▶ GOAL OF THE EXERCISE
Repeat every line of the data verbatim.

▶ ENTRIES SUPPLIED
________
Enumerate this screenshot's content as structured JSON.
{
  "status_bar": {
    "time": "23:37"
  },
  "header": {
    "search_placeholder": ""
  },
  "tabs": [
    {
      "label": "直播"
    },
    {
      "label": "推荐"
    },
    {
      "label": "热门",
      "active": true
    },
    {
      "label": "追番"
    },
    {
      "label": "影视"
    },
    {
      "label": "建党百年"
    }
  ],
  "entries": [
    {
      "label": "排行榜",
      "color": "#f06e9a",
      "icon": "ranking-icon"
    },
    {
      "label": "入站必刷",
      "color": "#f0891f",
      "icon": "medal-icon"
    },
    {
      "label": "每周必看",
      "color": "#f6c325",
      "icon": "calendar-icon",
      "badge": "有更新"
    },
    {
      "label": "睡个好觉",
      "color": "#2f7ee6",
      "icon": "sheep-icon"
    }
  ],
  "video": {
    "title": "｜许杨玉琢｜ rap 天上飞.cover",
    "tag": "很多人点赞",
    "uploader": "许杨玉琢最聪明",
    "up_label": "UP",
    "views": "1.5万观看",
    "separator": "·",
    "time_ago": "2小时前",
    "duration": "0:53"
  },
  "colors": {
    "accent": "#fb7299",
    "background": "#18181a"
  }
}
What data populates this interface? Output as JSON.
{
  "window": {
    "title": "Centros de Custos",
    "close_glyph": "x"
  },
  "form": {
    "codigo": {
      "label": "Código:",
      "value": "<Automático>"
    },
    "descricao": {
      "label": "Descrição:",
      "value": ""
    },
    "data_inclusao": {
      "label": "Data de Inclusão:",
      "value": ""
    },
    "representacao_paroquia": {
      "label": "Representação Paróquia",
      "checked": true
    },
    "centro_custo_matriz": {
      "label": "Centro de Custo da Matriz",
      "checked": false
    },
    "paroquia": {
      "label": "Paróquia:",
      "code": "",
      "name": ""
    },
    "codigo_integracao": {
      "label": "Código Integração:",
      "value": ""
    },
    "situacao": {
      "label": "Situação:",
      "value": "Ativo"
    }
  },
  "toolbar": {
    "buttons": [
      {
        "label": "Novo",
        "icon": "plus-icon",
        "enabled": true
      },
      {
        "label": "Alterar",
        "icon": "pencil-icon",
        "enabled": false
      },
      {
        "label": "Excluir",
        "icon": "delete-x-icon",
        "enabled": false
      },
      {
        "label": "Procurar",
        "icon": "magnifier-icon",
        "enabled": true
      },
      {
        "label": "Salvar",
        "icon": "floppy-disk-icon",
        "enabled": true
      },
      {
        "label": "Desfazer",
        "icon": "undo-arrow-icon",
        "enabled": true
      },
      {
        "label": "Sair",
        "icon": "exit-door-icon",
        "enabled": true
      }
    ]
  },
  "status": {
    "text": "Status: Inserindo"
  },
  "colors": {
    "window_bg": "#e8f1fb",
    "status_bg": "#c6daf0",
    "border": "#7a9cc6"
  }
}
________
▶ TASK OUTPUT
Enumerate this screenshot's content as structured JSON.
{
  "status_bar": {
    "time": "23:37"
  },
  "header": {
    "search_placeholder": ""
  },
  "tabs": [
    {
      "label": "直播"
    },
    {
      "label": "推荐"
    },
    {
      "label": "热门",
      "active": true
    },
    {
      "label": "追番"
    },
    {
      "label": "影视"
    },
    {
      "label": "建党百年"
    }
  ],
  "entries": [
    {
      "label": "排行榜",
      "color": "#f06e9a",
      "icon": "ranking-icon"
    },
    {
      "label": "入站必刷",
      "color": "#f0891f",
      "icon": "medal-icon"
    },
    {
      "label": "每周必看",
      "color": "#f6c325",
      "icon": "calendar-icon",
      "badge": "有更新"
    },
    {
      "label": "睡个好觉",
      "color": "#2f7ee6",
      "icon": "sheep-icon"
    }
  ],
  "video": {
    "title": "｜许杨玉琢｜ rap 天上飞.cover",
    "tag": "很多人点赞",
    "uploader": "许杨玉琢最聪明",
    "up_label": "UP",
    "views": "1.5万观看",
    "separator": "·",
    "time_ago": "2小时前",
    "duration": "0:53"
  },
  "colors": {
    "accent": "#fb7299",
    "background": "#18181a"
  }
}
What data populates this interface? Output as JSON.
{
  "window": {
    "title": "Centros de Custos",
    "close_glyph": "x"
  },
  "form": {
    "codigo": {
      "label": "Código:",
      "value": "<Automático>"
    },
    "descricao": {
      "label": "Descrição:",
      "value": ""
    },
    "data_inclusao": {
      "label": "Data de Inclusão:",
      "value": ""
    },
    "representacao_paroquia": {
      "label": "Representação Paróquia",
      "checked": true
    },
    "centro_custo_matriz": {
      "label": "Centro de Custo da Matriz",
      "checked": false
    },
    "paroquia": {
      "label": "Paróquia:",
      "code": "",
      "name": ""
    },
    "codigo_integracao": {
      "label": "Código Integração:",
      "value": ""
    },
    "situacao": {
      "label": "Situação:",
      "value": "Ativo"
    }
  },
  "toolbar": {
    "buttons": [
      {
        "label": "Novo",
        "icon": "plus-icon",
        "enabled": true
      },
      {
        "label": "Alterar",
        "icon": "pencil-icon",
        "enabled": false
      },
      {
        "label": "Excluir",
        "icon": "delete-x-icon",
        "enabled": false
      },
      {
        "label": "Procurar",
        "icon": "magnifier-icon",
        "enabled": true
      },
      {
        "label": "Salvar",
        "icon": "floppy-disk-icon",
        "enabled": true
      },
      {
        "label": "Desfazer",
        "icon": "undo-arrow-icon",
        "enabled": true
      },
      {
        "label": "Sair",
        "icon": "exit-door-icon",
        "enabled": true
      }
    ]
  },
  "status": {
    "text": "Status: Inserindo"
  },
  "colors": {
    "window_bg": "#e8f1fb",
    "status_bg": "#c6daf0",
    "border": "#7a9cc6"
  }
}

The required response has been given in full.